Print the records exactly as given.

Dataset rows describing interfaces

+++

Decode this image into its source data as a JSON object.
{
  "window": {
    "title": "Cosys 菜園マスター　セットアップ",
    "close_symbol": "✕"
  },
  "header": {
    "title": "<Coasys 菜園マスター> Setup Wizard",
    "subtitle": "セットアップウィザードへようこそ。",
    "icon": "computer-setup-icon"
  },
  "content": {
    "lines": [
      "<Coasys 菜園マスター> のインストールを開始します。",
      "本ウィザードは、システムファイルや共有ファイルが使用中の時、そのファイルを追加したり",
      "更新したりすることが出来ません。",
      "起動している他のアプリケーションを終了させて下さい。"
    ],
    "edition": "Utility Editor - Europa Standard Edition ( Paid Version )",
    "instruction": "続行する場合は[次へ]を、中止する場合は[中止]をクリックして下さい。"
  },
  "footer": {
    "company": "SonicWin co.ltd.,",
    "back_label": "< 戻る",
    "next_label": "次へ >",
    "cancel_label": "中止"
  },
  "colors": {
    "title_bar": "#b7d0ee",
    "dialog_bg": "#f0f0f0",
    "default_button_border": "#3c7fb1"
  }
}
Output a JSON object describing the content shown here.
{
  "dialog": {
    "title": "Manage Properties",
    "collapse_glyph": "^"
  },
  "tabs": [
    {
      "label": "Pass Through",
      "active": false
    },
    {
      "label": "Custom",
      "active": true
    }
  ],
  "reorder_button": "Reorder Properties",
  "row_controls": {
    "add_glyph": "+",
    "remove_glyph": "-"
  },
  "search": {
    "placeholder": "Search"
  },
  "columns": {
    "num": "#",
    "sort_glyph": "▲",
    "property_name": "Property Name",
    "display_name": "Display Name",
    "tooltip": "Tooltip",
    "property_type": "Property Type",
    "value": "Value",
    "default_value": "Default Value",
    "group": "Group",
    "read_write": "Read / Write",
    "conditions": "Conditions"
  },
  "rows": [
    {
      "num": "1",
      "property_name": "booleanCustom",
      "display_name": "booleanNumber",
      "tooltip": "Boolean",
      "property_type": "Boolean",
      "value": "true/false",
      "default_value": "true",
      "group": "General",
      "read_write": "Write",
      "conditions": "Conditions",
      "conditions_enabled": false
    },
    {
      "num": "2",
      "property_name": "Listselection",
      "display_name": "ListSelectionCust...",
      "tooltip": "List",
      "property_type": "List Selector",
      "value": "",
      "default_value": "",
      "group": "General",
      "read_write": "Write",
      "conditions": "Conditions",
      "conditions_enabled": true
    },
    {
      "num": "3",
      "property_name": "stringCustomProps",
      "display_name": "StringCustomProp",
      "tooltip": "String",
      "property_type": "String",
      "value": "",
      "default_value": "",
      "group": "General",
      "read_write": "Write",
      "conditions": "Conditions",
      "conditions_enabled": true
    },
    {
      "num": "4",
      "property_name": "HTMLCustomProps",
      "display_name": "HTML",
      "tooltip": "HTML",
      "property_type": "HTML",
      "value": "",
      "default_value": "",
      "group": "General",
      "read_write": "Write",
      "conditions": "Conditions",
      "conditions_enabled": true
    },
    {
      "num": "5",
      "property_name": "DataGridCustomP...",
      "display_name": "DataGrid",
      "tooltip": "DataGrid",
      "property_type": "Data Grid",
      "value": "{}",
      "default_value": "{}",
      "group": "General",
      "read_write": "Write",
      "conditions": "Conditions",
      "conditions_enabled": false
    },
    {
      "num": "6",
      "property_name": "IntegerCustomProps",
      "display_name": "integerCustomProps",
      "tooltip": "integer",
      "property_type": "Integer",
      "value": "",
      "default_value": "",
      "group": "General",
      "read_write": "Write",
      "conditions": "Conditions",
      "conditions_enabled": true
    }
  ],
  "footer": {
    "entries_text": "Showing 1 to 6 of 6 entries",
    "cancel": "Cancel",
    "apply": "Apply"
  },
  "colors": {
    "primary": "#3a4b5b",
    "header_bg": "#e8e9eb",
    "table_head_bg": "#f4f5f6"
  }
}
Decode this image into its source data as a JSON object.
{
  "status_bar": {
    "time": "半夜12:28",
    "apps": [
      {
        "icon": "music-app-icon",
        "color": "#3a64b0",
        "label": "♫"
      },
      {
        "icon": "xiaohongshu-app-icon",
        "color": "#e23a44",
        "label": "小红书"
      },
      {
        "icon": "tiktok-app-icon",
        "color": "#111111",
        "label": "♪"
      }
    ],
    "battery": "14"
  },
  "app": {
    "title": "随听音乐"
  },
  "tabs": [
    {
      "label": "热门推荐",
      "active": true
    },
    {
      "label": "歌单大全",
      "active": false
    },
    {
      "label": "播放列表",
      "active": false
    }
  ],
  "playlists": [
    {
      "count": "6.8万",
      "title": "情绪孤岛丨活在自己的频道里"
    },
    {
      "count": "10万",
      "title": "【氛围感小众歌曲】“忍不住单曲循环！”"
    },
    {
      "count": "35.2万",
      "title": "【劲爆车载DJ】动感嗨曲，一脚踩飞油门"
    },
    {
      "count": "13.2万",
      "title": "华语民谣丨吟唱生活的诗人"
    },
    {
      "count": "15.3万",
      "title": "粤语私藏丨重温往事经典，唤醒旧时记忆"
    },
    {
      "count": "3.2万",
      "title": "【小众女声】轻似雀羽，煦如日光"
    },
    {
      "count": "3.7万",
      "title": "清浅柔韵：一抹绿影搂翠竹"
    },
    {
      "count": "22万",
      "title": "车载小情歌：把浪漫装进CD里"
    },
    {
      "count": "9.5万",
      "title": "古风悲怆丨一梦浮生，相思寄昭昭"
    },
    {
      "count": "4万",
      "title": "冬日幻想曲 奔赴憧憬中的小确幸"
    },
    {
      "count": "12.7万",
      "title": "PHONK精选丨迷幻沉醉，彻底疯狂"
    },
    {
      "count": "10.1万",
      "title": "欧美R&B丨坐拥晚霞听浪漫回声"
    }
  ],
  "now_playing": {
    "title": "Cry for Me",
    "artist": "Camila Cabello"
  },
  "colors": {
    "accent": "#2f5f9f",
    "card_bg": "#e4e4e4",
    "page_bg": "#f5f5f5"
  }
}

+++

FINAL ANSWER
Decode this image into its source data as a JSON object.
{
  "window": {
    "title": "Cosys 菜園マスター　セットアップ",
    "close_symbol": "✕"
  },
  "header": {
    "title": "<Coasys 菜園マスター> Setup Wizard",
    "subtitle": "セットアップウィザードへようこそ。",
    "icon": "computer-setup-icon"
  },
  "content": {
    "lines": [
      "<Coasys 菜園マスター> のインストールを開始します。",
      "本ウィザードは、システムファイルや共有ファイルが使用中の時、そのファイルを追加したり",
      "更新したりすることが出来ません。",
      "起動している他のアプリケーションを終了させて下さい。"
    ],
    "edition": "Utility Editor - Europa Standard Edition ( Paid Version )",
    "instruction": "続行する場合は[次へ]を、中止する場合は[中止]をクリックして下さい。"
  },
  "footer": {
    "company": "SonicWin co.ltd.,",
    "back_label": "< 戻る",
    "next_label": "次へ >",
    "cancel_label": "中止"
  },
  "colors": {
    "title_bar": "#b7d0ee",
    "dialog_bg": "#f0f0f0",
    "default_button_border": "#3c7fb1"
  }
}
Output a JSON object describing the content shown here.
{
  "dialog": {
    "title": "Manage Properties",
    "collapse_glyph": "^"
  },
  "tabs": [
    {
      "label": "Pass Through",
      "active": false
    },
    {
      "label": "Custom",
      "active": true
    }
  ],
  "reorder_button": "Reorder Properties",
  "row_controls": {
    "add_glyph": "+",
    "remove_glyph": "-"
  },
  "search": {
    "placeholder": "Search"
  },
  "columns": {
    "num": "#",
    "sort_glyph": "▲",
    "property_name": "Property Name",
    "display_name": "Display Name",
    "tooltip": "Tooltip",
    "property_type": "Property Type",
    "value": "Value",
    "default_value": "Default Value",
    "group": "Group",
    "read_write": "Read / Write",
    "conditions": "Conditions"
  },
  "rows": [
    {
      "num": "1",
      "property_name": "booleanCustom",
      "display_name": "booleanNumber",
      "tooltip": "Boolean",
      "property_type": "Boolean",
      "value": "true/false",
      "default_value": "true",
      "group": "General",
      "read_write": "Write",
      "conditions": "Conditions",
      "conditions_enabled": false
    },
    {
      "num": "2",
      "property_name": "Listselection",
      "display_name": "ListSelectionCust...",
      "tooltip": "List",
      "property_type": "List Selector",
      "value": "",
      "default_value": "",
      "group": "General",
      "read_write": "Write",
      "conditions": "Conditions",
      "conditions_enabled": true
    },
    {
      "num": "3",
      "property_name": "stringCustomProps",
      "display_name": "StringCustomProp",
      "tooltip": "String",
      "property_type": "String",
      "value": "",
      "default_value": "",
      "group": "General",
      "read_write": "Write",
      "conditions": "Conditions",
      "conditions_enabled": true
    },
    {
      "num": "4",
      "property_name": "HTMLCustomProps",
      "display_name": "HTML",
      "tooltip": "HTML",
      "property_type": "HTML",
      "value": "",
      "default_value": "",
      "group": "General",
      "read_write": "Write",
      "conditions": "Conditions",
      "conditions_enabled": true
    },
    {
      "num": "5",
      "property_name": "DataGridCustomP...",
      "display_name": "DataGrid",
      "tooltip": "DataGrid",
      "property_type": "Data Grid",
      "value": "{}",
      "default_value": "{}",
      "group": "General",
      "read_write": "Write",
      "conditions": "Conditions",
      "conditions_enabled": false
    },
    {
      "num": "6",
      "property_name": "IntegerCustomProps",
      "display_name": "integerCustomProps",
      "tooltip": "integer",
      "property_type": "Integer",
      "value": "",
      "default_value": "",
      "group": "General",
      "read_write": "Write",
      "conditions": "Conditions",
      "conditions_enabled": true
    }
  ],
  "footer": {
    "entries_text": "Showing 1 to 6 of 6 entries",
    "cancel": "Cancel",
    "apply": "Apply"
  },
  "colors": {
    "primary": "#3a4b5b",
    "header_bg": "#e8e9eb",
    "table_head_bg": "#f4f5f6"
  }
}
Decode this image into its source data as a JSON object.
{
  "status_bar": {
    "time": "半夜12:28",
    "apps": [
      {
        "icon": "music-app-icon",
        "color": "#3a64b0",
        "label": "♫"
      },
      {
        "icon": "xiaohongshu-app-icon",
        "color": "#e23a44",
        "label": "小红书"
      },
      {
        "icon": "tiktok-app-icon",
        "color": "#111111",
        "label": "♪"
      }
    ],
    "battery": "14"
  },
  "app": {
    "title": "随听音乐"
  },
  "tabs": [
    {
      "label": "热门推荐",
      "active": true
    },
    {
      "label": "歌单大全",
      "active": false
    },
    {
      "label": "播放列表",
      "active": false
    }
  ],
  "playlists": [
    {
      "count": "6.8万",
      "title": "情绪孤岛丨活在自己的频道里"
    },
    {
      "count": "10万",
      "title": "【氛围感小众歌曲】“忍不住单曲循环！”"
    },
    {
      "count": "35.2万",
      "title": "【劲爆车载DJ】动感嗨曲，一脚踩飞油门"
    },
    {
      "count": "13.2万",
      "title": "华语民谣丨吟唱生活的诗人"
    },
    {
      "count": "15.3万",
      "title": "粤语私藏丨重温往事经典，唤醒旧时记忆"
    },
    {
      "count": "3.2万",
      "title": "【小众女声】轻似雀羽，煦如日光"
    },
    {
      "count": "3.7万",
      "title": "清浅柔韵：一抹绿影搂翠竹"
    },
    {
      "count": "22万",
      "title": "车载小情歌：把浪漫装进CD里"
    },
    {
      "count": "9.5万",
      "title": "古风悲怆丨一梦浮生，相思寄昭昭"
    },
    {
      "count": "4万",
      "title": "冬日幻想曲 奔赴憧憬中的小确幸"
    },
    {
      "count": "12.7万",
      "title": "PHONK精选丨迷幻沉醉，彻底疯狂"
    },
    {
      "count": "10.1万",
      "title": "欧美R&B丨坐拥晚霞听浪漫回声"
    }
  ],
  "now_playing": {
    "title": "Cry for Me",
    "artist": "Camila Cabello"
  },
  "colors": {
    "accent": "#2f5f9f",
    "card_bg": "#e4e4e4",
    "page_bg": "#f5f5f5"
  }
}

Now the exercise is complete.